**EXERCISE OBJECTIVE:** Looking at the listing below, give the number of lines in which the string "JSON" appears, and add nothing else.

**AVAILABLE DATA:**
--------

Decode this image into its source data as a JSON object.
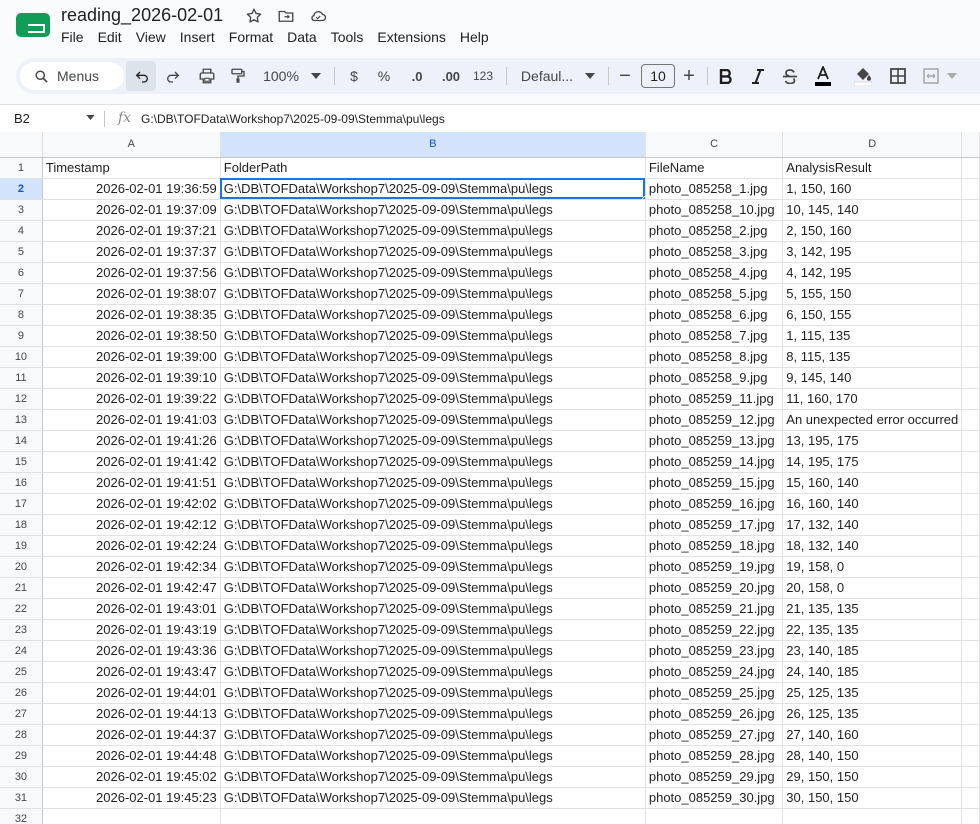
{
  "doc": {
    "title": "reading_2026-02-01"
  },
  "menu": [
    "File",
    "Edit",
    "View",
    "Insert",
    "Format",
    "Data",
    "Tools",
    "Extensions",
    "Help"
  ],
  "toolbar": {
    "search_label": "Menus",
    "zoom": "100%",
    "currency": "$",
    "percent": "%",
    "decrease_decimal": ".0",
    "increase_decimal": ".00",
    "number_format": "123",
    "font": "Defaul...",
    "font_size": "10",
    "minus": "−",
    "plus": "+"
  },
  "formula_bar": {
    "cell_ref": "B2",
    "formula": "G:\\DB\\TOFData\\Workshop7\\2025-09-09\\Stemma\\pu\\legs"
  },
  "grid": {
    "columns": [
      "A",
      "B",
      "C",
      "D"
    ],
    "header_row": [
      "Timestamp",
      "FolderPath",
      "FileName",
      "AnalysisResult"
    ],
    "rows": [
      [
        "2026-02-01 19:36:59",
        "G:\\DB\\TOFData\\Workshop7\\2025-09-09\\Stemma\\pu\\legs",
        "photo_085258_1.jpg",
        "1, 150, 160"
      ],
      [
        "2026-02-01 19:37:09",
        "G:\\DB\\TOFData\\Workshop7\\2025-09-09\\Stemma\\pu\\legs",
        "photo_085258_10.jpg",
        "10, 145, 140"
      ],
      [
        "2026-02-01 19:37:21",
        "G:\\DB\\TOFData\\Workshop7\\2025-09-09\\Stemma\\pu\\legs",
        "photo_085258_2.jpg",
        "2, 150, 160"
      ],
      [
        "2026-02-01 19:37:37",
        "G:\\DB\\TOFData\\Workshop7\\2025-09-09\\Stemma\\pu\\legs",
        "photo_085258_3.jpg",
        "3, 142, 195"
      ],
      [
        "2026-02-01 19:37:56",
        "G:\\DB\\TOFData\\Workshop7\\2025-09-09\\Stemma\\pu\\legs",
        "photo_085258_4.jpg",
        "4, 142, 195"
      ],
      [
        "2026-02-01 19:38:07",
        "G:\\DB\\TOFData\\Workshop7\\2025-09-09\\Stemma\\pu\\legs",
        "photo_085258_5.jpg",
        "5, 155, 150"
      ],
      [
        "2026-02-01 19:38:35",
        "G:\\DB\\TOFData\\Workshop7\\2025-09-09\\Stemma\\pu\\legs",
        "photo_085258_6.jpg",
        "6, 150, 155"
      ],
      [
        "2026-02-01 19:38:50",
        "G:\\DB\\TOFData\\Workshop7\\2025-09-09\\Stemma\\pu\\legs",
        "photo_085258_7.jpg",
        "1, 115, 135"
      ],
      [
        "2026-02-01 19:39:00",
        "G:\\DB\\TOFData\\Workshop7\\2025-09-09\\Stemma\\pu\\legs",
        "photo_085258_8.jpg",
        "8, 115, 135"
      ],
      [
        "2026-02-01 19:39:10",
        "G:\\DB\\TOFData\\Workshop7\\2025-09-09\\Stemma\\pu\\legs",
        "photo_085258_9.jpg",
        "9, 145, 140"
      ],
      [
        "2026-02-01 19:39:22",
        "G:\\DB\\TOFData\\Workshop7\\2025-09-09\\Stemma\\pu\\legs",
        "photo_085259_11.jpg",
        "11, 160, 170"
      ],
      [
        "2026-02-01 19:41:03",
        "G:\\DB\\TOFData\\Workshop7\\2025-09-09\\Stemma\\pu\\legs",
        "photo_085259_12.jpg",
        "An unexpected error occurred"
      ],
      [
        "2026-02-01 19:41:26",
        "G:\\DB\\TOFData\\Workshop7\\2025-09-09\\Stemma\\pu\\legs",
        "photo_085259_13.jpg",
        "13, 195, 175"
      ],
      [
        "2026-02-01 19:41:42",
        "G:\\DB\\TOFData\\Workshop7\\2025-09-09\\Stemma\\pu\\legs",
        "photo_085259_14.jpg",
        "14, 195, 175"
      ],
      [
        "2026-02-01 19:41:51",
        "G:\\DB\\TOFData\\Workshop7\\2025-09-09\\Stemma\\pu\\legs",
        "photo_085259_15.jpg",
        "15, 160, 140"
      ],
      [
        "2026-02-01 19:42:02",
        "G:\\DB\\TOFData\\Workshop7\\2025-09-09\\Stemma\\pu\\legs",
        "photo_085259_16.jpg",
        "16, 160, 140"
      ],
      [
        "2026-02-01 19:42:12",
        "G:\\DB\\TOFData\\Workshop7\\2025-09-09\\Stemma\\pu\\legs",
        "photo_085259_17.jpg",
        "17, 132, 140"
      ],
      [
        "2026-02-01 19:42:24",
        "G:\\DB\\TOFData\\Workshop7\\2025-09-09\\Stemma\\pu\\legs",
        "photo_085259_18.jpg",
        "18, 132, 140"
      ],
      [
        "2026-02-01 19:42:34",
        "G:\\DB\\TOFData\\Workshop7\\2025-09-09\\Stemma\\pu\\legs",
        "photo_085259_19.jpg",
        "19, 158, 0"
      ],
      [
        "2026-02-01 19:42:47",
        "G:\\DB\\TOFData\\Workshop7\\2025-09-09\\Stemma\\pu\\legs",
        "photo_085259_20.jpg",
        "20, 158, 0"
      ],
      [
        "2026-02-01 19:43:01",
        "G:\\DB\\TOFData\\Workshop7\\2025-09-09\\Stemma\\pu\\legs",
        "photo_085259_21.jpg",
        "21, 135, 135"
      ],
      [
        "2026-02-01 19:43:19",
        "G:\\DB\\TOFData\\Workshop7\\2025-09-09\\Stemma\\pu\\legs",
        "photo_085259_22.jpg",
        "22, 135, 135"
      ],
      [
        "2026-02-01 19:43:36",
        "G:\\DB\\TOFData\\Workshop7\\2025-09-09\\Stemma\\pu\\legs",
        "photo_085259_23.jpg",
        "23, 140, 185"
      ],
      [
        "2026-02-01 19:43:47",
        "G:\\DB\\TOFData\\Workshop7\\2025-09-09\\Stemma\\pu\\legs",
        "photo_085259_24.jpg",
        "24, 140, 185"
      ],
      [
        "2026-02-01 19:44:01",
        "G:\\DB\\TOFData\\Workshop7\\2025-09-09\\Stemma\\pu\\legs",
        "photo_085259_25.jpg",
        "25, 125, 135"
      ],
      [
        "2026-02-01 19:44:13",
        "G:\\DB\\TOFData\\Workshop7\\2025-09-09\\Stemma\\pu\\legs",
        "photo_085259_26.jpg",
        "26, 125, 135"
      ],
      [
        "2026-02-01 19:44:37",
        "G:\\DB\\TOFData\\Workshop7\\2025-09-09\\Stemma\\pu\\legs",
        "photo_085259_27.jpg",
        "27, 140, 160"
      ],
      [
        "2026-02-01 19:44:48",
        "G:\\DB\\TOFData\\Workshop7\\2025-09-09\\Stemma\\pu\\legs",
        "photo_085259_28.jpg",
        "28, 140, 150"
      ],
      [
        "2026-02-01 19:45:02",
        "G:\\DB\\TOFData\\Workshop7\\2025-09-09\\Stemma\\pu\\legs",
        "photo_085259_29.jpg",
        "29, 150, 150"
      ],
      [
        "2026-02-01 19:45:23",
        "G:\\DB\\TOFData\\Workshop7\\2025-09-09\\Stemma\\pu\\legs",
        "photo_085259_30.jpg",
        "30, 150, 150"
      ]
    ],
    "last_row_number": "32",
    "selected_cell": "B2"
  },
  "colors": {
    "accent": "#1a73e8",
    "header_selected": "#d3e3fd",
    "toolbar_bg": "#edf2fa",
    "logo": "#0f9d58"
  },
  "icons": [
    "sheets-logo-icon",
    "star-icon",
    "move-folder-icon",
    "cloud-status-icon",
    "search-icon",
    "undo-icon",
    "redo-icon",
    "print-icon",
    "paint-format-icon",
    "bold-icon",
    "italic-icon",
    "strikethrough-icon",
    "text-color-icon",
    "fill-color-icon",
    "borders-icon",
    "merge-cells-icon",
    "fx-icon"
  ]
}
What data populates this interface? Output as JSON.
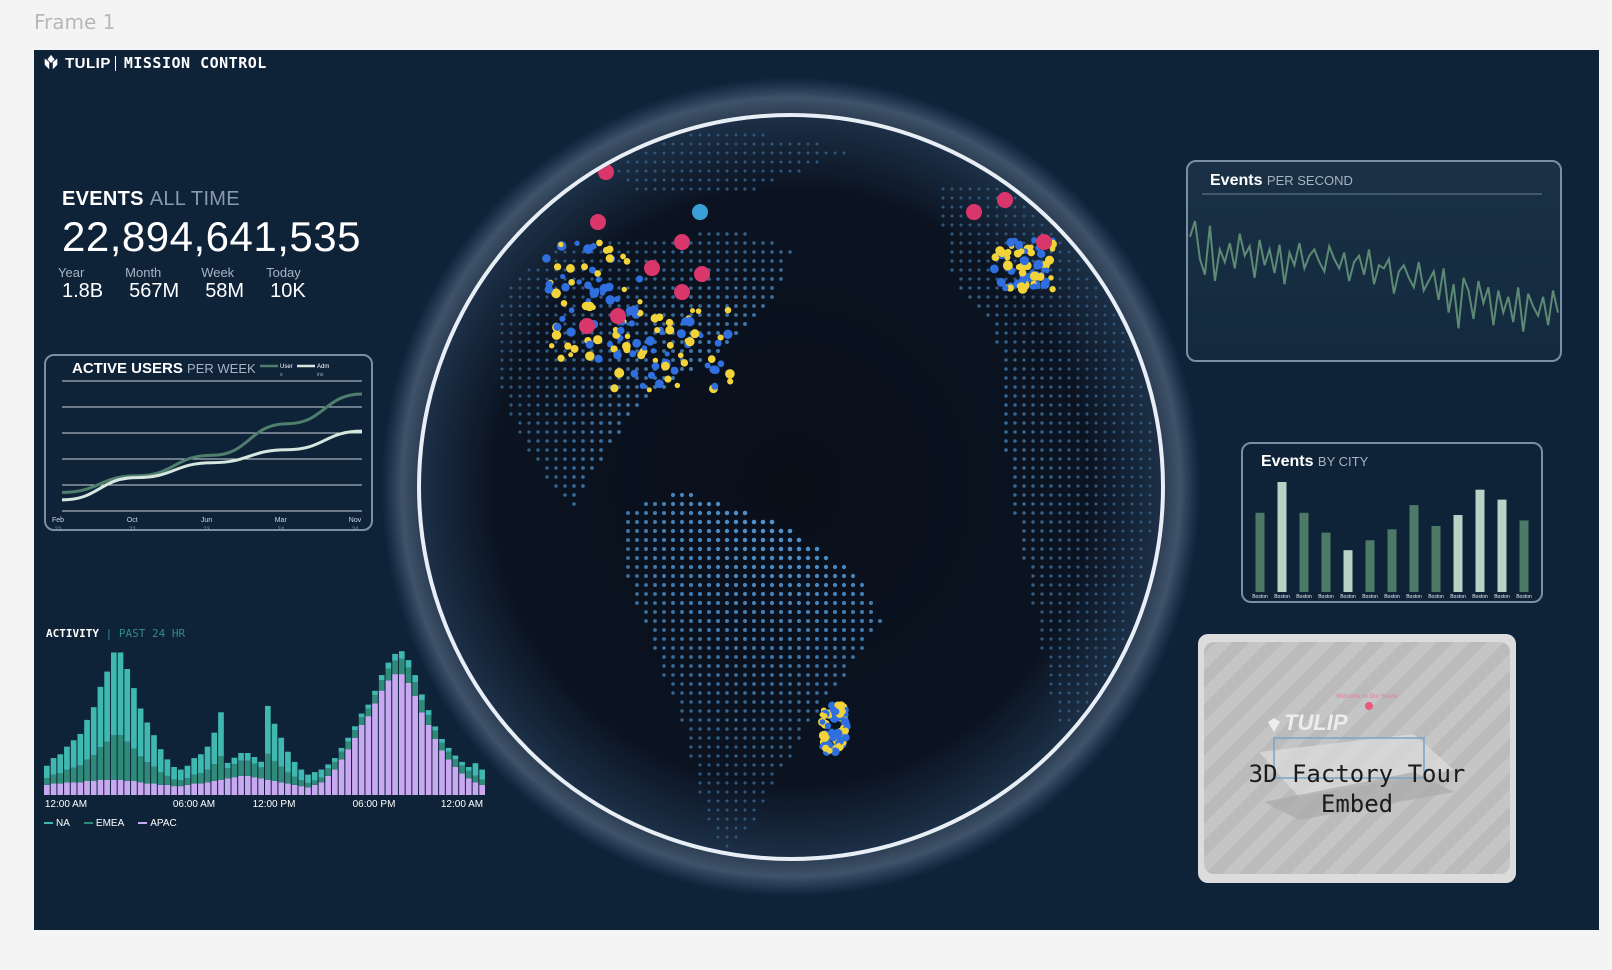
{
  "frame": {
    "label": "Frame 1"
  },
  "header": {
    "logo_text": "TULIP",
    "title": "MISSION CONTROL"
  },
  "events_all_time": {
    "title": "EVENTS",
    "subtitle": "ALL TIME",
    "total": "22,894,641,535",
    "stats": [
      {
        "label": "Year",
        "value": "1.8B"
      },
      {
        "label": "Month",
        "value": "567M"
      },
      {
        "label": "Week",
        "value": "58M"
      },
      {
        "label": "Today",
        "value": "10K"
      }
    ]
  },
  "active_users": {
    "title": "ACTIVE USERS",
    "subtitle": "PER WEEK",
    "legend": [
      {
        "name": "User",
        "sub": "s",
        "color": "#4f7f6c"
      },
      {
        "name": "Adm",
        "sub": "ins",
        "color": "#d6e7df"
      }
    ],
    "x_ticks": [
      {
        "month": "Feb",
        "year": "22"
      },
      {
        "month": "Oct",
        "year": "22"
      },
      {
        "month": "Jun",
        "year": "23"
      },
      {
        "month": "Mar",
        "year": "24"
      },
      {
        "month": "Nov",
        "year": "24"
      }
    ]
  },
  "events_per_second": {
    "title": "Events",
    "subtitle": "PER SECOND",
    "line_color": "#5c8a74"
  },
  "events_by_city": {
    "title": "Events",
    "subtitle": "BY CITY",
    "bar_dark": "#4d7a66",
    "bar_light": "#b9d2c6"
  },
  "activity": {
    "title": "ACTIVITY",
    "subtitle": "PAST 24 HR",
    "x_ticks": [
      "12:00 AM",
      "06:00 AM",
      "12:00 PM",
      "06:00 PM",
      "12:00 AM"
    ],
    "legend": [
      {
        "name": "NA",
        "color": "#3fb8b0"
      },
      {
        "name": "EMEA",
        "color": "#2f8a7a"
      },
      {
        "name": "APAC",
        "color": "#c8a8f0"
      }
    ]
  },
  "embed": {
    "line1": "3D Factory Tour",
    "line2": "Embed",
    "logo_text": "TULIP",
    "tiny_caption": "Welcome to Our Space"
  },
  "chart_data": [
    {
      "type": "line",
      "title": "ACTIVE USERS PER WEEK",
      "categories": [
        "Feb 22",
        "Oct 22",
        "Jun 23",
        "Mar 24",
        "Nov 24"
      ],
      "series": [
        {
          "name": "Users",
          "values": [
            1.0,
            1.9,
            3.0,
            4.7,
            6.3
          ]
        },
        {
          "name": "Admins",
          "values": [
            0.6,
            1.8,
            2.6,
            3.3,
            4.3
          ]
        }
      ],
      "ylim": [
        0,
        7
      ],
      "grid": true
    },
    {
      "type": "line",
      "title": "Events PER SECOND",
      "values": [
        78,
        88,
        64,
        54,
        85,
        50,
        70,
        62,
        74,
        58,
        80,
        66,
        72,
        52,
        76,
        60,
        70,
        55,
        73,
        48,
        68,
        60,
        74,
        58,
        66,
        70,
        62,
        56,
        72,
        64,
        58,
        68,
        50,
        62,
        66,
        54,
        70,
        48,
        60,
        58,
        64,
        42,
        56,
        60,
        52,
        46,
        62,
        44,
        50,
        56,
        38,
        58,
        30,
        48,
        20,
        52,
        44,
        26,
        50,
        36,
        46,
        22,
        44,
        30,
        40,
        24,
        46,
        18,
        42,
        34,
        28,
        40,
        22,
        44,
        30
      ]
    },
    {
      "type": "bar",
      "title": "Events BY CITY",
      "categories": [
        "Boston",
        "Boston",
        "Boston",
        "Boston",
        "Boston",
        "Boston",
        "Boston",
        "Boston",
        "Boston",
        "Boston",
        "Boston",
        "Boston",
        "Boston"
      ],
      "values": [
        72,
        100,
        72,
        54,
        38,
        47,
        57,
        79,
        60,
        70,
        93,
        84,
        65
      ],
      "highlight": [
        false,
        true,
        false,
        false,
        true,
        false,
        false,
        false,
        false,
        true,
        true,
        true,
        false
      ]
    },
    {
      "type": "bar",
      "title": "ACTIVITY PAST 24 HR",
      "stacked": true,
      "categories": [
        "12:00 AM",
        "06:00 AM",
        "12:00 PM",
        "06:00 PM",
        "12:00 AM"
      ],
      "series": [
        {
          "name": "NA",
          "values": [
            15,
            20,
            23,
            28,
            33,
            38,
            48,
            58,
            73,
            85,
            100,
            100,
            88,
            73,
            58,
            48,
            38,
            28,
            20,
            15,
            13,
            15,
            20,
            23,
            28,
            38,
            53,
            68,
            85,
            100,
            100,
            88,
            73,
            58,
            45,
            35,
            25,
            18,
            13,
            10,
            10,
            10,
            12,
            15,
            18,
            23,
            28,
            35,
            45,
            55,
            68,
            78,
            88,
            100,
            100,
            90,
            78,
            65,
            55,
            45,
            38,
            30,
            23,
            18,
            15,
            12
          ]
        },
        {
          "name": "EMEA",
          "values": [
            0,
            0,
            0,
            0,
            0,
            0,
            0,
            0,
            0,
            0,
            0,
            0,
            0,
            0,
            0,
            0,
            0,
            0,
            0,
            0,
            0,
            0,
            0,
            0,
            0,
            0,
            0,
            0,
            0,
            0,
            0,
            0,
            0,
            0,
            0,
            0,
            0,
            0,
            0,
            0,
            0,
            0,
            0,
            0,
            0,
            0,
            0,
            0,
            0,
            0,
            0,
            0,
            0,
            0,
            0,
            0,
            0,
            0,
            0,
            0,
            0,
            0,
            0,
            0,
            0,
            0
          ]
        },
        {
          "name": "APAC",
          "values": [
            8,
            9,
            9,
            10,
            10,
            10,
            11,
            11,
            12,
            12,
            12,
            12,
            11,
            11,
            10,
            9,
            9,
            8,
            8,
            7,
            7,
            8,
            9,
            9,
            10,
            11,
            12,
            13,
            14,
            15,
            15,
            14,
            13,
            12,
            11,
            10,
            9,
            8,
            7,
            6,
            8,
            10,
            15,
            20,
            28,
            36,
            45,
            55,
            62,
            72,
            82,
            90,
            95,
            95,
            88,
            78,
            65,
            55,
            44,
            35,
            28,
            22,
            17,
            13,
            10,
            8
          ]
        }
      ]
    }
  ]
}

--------

**THE COMPLETED TASK:** 2